▶ [EXERCISE DESCRIPTION]:
Look through the lines below for the word "MyHealthRecord", and copy every line that has it.

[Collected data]
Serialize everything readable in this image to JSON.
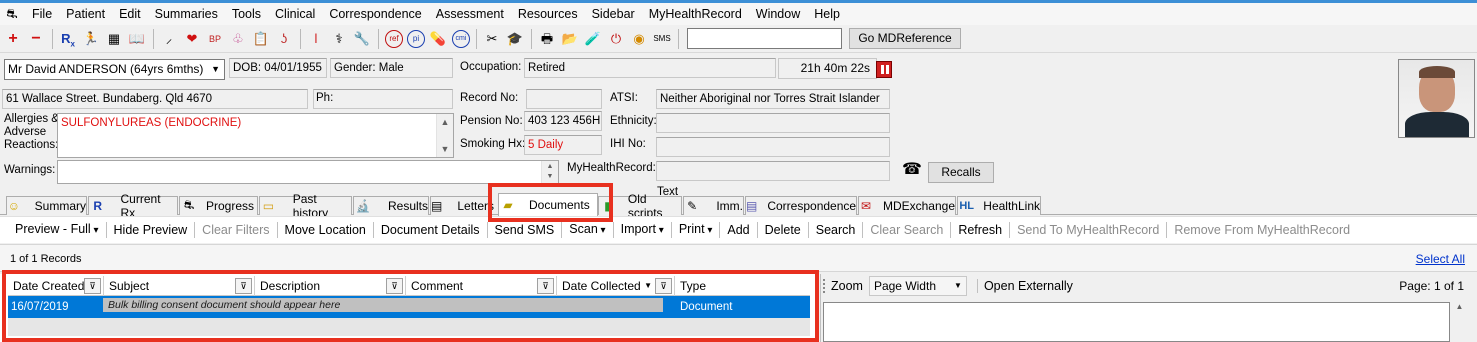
{
  "menu": [
    "File",
    "Patient",
    "Edit",
    "Summaries",
    "Tools",
    "Clinical",
    "Correspondence",
    "Assessment",
    "Resources",
    "Sidebar",
    "MyHealthRecord",
    "Window",
    "Help"
  ],
  "toolbar": {
    "search_value": "",
    "go_label": "Go MDReference",
    "icons": [
      "add-icon",
      "remove-icon",
      "prescription-icon",
      "runner-icon",
      "calculator-icon",
      "book-icon",
      "tweezers-icon",
      "heart-icon",
      "bp-icon",
      "lungs-icon",
      "clipboard-icon",
      "ear-icon",
      "thermometer-icon",
      "stethoscope-icon",
      "wrench-icon",
      "ref-icon",
      "pi-icon",
      "pill-icon",
      "cmi-icon",
      "scissors-icon",
      "graduate-icon",
      "print-icon",
      "folder-icon",
      "bottle-icon",
      "stop-icon",
      "coin-icon",
      "sms-icon"
    ]
  },
  "patient": {
    "name": "Mr David ANDERSON (64yrs 6mths)",
    "dob_label": "DOB: 04/01/1955",
    "gender_label": "Gender: Male",
    "occupation_label": "Occupation:",
    "occupation_value": "Retired",
    "timer": "21h 40m 22s",
    "address": "61 Wallace Street. Bundaberg. Qld  4670",
    "ph_label": "Ph:",
    "ph_value": "",
    "record_label": "Record No:",
    "record_value": "",
    "atsi_label": "ATSI:",
    "atsi_value": "Neither Aboriginal nor Torres Strait Islander",
    "allergies_label": "Allergies & Adverse Reactions:",
    "allergies_value": "SULFONYLUREAS (ENDOCRINE)",
    "pension_label": "Pension No:",
    "pension_value": "403 123 456H",
    "ethnicity_label": "Ethnicity:",
    "ethnicity_value": "",
    "smoking_label": "Smoking Hx:",
    "smoking_value": "5 Daily",
    "ihi_label": "IHI No:",
    "ihi_value": "",
    "warnings_label": "Warnings:",
    "warnings_value": "",
    "mhr_label": "MyHealthRecord:",
    "mhr_value": "",
    "recalls_label": "Recalls"
  },
  "tabs": [
    {
      "label": "Summary",
      "icon": "smiley-icon"
    },
    {
      "label": "Current Rx",
      "icon": "rx-icon"
    },
    {
      "label": "Progress",
      "icon": "progress-icon"
    },
    {
      "label": "Past history",
      "icon": "folder-icon"
    },
    {
      "label": "Results",
      "icon": "microscope-icon"
    },
    {
      "label": "Letters",
      "icon": "letter-icon"
    },
    {
      "label": "Documents",
      "icon": "documents-icon"
    },
    {
      "label": "Text",
      "icon": "text-icon"
    },
    {
      "label": "Old scripts",
      "icon": ""
    },
    {
      "label": "Imm.",
      "icon": "syringe-icon"
    },
    {
      "label": "Correspondence",
      "icon": "correspondence-icon"
    },
    {
      "label": "MDExchange",
      "icon": "mdexchange-icon"
    },
    {
      "label": "HealthLink",
      "icon": "healthlink-icon"
    }
  ],
  "doc_toolbar": [
    {
      "label": "Preview - Full",
      "dropdown": true,
      "enabled": true
    },
    {
      "label": "Hide Preview",
      "dropdown": false,
      "enabled": true
    },
    {
      "label": "Clear Filters",
      "dropdown": false,
      "enabled": false
    },
    {
      "label": "Move Location",
      "dropdown": false,
      "enabled": true
    },
    {
      "label": "Document Details",
      "dropdown": false,
      "enabled": true
    },
    {
      "label": "Send SMS",
      "dropdown": false,
      "enabled": true
    },
    {
      "label": "Scan",
      "dropdown": true,
      "enabled": true
    },
    {
      "label": "Import",
      "dropdown": true,
      "enabled": true
    },
    {
      "label": "Print",
      "dropdown": true,
      "enabled": true
    },
    {
      "label": "Add",
      "dropdown": false,
      "enabled": true
    },
    {
      "label": "Delete",
      "dropdown": false,
      "enabled": true
    },
    {
      "label": "Search",
      "dropdown": false,
      "enabled": true
    },
    {
      "label": "Clear Search",
      "dropdown": false,
      "enabled": false
    },
    {
      "label": "Refresh",
      "dropdown": false,
      "enabled": true
    },
    {
      "label": "Send To MyHealthRecord",
      "dropdown": false,
      "enabled": false
    },
    {
      "label": "Remove From MyHealthRecord",
      "dropdown": false,
      "enabled": false
    }
  ],
  "records": {
    "count": "1 of 1 Records",
    "select_all": "Select All"
  },
  "grid": {
    "columns": [
      "Date Created",
      "Subject",
      "Description",
      "Comment",
      "Date Collected",
      "Type"
    ],
    "rows": [
      {
        "date_created": "16/07/2019",
        "subject": "Bulk billing consent document should appear here",
        "description": "",
        "comment": "",
        "date_collected": "",
        "type": "Document"
      }
    ]
  },
  "preview": {
    "zoom_label": "Zoom",
    "zoom_value": "Page Width",
    "open_externally": "Open Externally",
    "page": "Page: 1 of 1"
  },
  "colors": {
    "accent": "#0078d7",
    "highlight": "#e8301f",
    "alert": "#e01010"
  }
}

▶ [OUTPUT FOR THIS EXERCISE]:
    "MyHealthRecord",
    "mhr_label": "MyHealthRecord:",
      "label": "Send To MyHealthRecord",
      "label": "Remove From MyHealthRecord",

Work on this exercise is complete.